App and web page records:
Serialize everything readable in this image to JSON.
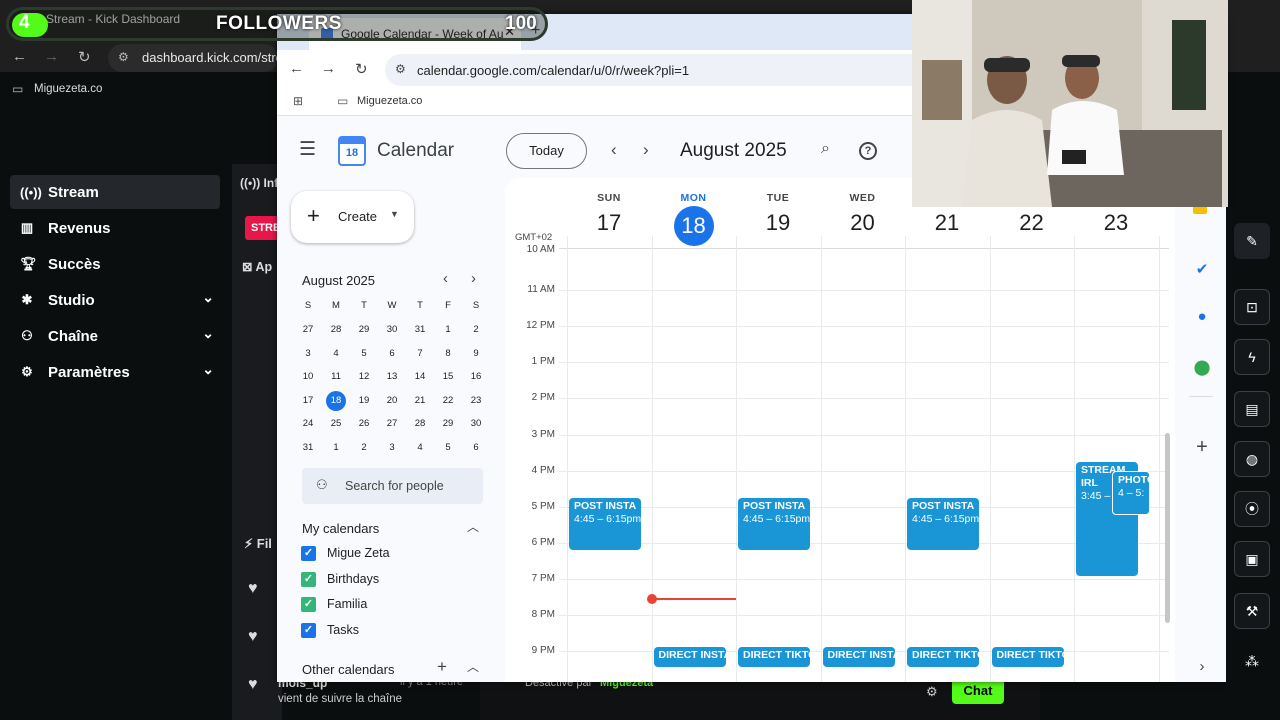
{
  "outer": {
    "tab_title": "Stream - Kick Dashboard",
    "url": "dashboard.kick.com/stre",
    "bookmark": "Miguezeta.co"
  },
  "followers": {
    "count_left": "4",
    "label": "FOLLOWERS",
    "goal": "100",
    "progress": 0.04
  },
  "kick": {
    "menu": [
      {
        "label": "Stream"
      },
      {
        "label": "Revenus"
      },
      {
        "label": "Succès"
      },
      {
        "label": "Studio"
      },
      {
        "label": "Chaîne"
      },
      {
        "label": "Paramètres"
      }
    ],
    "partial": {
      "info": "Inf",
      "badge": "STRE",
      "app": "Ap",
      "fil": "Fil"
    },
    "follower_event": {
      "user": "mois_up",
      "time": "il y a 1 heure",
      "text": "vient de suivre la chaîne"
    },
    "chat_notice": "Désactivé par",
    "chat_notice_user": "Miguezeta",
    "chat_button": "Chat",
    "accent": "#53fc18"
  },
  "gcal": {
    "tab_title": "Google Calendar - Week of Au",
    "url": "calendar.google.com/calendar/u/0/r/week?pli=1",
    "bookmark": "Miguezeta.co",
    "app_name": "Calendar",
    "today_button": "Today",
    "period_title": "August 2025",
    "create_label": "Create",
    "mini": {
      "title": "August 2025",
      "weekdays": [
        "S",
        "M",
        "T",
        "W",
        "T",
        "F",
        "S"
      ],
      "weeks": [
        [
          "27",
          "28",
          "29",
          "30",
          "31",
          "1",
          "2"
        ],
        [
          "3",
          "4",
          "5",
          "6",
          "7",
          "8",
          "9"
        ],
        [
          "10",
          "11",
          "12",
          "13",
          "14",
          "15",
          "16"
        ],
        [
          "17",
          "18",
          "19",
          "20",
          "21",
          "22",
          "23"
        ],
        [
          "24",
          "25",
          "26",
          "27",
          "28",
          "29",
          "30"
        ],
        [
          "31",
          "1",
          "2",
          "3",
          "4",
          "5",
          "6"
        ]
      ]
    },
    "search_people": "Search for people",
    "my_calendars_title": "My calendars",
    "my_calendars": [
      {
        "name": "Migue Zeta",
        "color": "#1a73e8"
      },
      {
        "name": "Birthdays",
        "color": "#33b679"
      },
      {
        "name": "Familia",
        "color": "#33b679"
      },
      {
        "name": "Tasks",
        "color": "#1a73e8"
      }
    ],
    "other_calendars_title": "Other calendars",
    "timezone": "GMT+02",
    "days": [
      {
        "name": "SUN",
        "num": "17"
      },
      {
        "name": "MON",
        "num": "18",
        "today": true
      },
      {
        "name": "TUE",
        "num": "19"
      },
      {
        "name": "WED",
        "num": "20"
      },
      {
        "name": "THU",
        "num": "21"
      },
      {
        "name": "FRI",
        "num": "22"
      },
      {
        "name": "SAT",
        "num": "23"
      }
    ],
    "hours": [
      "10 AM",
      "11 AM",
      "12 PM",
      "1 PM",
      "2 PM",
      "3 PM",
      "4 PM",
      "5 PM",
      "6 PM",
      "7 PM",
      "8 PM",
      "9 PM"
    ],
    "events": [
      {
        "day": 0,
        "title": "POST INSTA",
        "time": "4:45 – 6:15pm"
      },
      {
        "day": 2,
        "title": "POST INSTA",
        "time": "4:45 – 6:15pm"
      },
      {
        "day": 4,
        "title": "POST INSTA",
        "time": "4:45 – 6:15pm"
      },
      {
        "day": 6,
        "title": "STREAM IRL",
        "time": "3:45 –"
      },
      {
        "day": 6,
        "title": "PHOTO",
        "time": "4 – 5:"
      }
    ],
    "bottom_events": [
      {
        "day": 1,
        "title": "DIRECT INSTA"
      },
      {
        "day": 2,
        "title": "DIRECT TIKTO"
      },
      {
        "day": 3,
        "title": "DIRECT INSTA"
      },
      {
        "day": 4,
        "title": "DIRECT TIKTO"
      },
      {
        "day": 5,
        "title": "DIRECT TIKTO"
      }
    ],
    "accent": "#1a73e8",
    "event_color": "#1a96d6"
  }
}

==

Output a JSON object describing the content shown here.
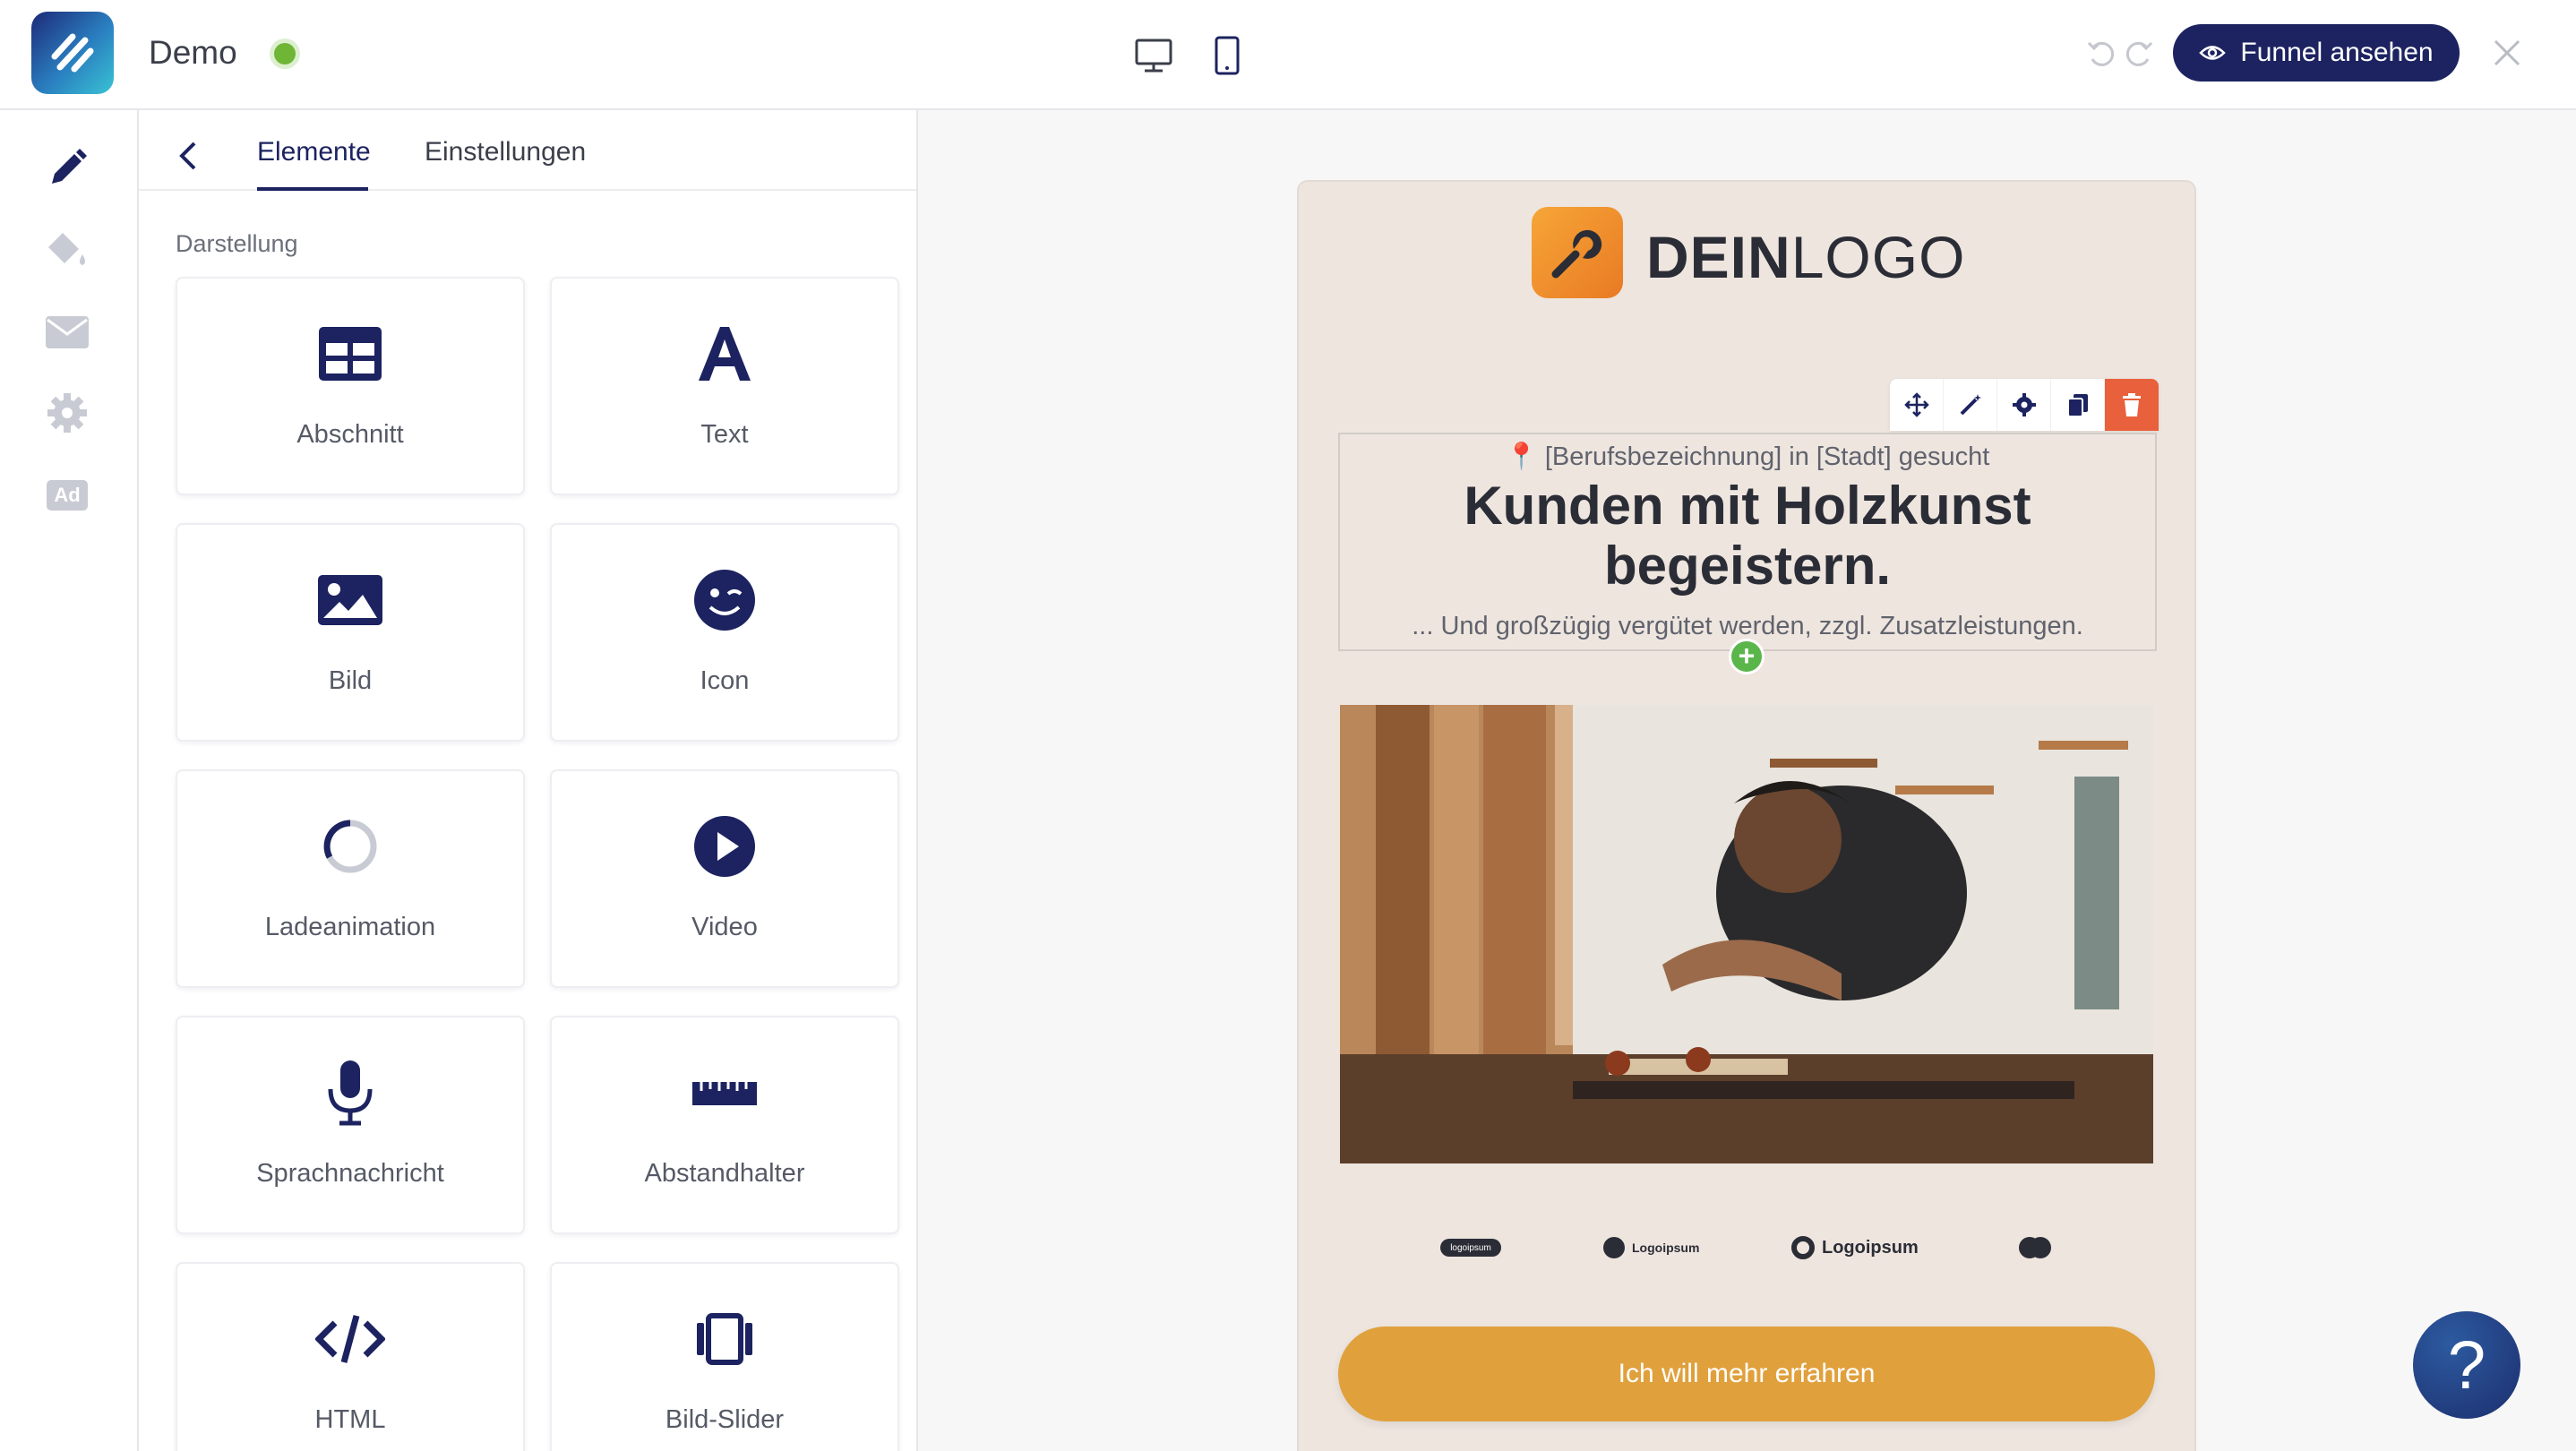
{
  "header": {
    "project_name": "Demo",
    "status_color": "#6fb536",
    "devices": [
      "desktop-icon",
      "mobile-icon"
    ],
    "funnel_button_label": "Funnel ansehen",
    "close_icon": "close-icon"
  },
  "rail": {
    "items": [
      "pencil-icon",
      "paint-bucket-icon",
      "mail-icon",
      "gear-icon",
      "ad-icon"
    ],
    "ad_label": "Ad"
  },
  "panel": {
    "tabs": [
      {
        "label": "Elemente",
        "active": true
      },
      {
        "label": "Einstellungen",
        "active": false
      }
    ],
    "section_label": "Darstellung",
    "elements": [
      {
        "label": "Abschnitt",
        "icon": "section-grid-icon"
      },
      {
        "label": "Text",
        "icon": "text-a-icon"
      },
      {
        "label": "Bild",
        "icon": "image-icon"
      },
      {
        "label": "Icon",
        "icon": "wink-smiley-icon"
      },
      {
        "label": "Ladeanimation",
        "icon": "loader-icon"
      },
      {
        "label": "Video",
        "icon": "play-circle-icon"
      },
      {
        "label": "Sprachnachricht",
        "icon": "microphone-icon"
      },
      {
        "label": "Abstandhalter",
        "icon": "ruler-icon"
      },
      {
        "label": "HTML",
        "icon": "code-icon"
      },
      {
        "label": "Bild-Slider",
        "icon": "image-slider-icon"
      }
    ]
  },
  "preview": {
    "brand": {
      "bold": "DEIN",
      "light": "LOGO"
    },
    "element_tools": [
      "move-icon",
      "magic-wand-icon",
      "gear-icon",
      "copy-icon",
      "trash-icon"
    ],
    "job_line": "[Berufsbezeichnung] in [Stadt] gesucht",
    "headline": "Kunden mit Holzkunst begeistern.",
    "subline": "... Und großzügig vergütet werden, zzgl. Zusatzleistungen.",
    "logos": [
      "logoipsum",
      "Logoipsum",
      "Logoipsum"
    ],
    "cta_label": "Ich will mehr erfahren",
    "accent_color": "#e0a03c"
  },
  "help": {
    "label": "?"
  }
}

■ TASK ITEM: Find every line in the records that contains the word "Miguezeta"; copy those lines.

■ ANSWER AREA:
    "bookmark": "Miguezeta.co"
    "chat_notice_user": "Miguezeta",
    "bookmark": "Miguezeta.co",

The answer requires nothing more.